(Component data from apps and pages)
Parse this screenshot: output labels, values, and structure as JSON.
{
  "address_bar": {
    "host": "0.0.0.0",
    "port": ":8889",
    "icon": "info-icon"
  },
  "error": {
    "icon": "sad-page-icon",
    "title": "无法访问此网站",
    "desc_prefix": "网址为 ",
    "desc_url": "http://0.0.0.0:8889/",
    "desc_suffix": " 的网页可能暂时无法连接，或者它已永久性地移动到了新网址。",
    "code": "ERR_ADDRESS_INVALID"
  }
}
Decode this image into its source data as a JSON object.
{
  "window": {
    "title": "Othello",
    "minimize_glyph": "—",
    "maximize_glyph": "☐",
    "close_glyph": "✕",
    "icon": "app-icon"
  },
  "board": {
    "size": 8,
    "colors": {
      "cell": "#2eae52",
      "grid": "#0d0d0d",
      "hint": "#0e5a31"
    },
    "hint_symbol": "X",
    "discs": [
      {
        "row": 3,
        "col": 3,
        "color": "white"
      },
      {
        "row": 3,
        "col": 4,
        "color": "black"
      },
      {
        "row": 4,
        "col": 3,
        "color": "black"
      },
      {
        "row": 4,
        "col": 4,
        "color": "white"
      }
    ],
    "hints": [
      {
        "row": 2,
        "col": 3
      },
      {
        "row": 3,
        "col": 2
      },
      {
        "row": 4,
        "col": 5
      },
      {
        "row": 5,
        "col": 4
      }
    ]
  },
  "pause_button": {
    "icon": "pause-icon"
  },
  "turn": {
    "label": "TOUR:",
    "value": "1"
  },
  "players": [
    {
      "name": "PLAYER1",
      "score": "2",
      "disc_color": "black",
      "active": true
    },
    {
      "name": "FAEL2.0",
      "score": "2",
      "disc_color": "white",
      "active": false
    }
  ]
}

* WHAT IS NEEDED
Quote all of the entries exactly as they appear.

* EXERCISE RESULT
Parse this screenshot: output labels, values, and structure as JSON.
{
  "address_bar": {
    "host": "0.0.0.0",
    "port": ":8889",
    "icon": "info-icon"
  },
  "error": {
    "icon": "sad-page-icon",
    "title": "无法访问此网站",
    "desc_prefix": "网址为 ",
    "desc_url": "http://0.0.0.0:8889/",
    "desc_suffix": " 的网页可能暂时无法连接，或者它已永久性地移动到了新网址。",
    "code": "ERR_ADDRESS_INVALID"
  }
}
Decode this image into its source data as a JSON object.
{
  "window": {
    "title": "Othello",
    "minimize_glyph": "—",
    "maximize_glyph": "☐",
    "close_glyph": "✕",
    "icon": "app-icon"
  },
  "board": {
    "size": 8,
    "colors": {
      "cell": "#2eae52",
      "grid": "#0d0d0d",
      "hint": "#0e5a31"
    },
    "hint_symbol": "X",
    "discs": [
      {
        "row": 3,
        "col": 3,
        "color": "white"
      },
      {
        "row": 3,
        "col": 4,
        "color": "black"
      },
      {
        "row": 4,
        "col": 3,
        "color": "black"
      },
      {
        "row": 4,
        "col": 4,
        "color": "white"
      }
    ],
    "hints": [
      {
        "row": 2,
        "col": 3
      },
      {
        "row": 3,
        "col": 2
      },
      {
        "row": 4,
        "col": 5
      },
      {
        "row": 5,
        "col": 4
      }
    ]
  },
  "pause_button": {
    "icon": "pause-icon"
  },
  "turn": {
    "label": "TOUR:",
    "value": "1"
  },
  "players": [
    {
      "name": "PLAYER1",
      "score": "2",
      "disc_color": "black",
      "active": true
    },
    {
      "name": "FAEL2.0",
      "score": "2",
      "disc_color": "white",
      "active": false
    }
  ]
}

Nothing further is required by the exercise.